Available data:
-=-=-
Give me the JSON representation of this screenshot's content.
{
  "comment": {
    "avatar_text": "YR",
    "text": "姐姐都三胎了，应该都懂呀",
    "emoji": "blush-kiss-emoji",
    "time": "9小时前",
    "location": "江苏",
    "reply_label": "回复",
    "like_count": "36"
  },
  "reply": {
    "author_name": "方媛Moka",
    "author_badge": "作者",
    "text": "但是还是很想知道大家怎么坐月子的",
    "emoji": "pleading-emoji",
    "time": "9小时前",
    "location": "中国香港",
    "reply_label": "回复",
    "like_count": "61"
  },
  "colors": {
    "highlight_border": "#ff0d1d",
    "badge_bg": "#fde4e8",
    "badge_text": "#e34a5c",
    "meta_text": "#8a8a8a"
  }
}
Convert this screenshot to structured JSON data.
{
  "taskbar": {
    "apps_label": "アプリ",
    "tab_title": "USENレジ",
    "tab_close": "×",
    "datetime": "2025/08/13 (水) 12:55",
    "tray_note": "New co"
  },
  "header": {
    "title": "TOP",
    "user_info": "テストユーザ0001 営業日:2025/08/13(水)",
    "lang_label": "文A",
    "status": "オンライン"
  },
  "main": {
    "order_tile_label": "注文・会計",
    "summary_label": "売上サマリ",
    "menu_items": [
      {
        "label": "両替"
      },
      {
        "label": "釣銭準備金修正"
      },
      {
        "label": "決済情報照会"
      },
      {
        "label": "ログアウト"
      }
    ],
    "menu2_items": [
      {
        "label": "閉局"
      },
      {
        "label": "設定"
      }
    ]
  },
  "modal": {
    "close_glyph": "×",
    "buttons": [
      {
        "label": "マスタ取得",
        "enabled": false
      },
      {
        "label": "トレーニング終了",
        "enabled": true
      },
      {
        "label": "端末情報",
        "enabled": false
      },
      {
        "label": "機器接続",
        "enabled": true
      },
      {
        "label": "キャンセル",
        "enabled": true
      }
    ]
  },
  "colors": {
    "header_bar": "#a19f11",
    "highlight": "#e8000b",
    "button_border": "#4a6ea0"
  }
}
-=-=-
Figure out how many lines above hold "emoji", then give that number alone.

2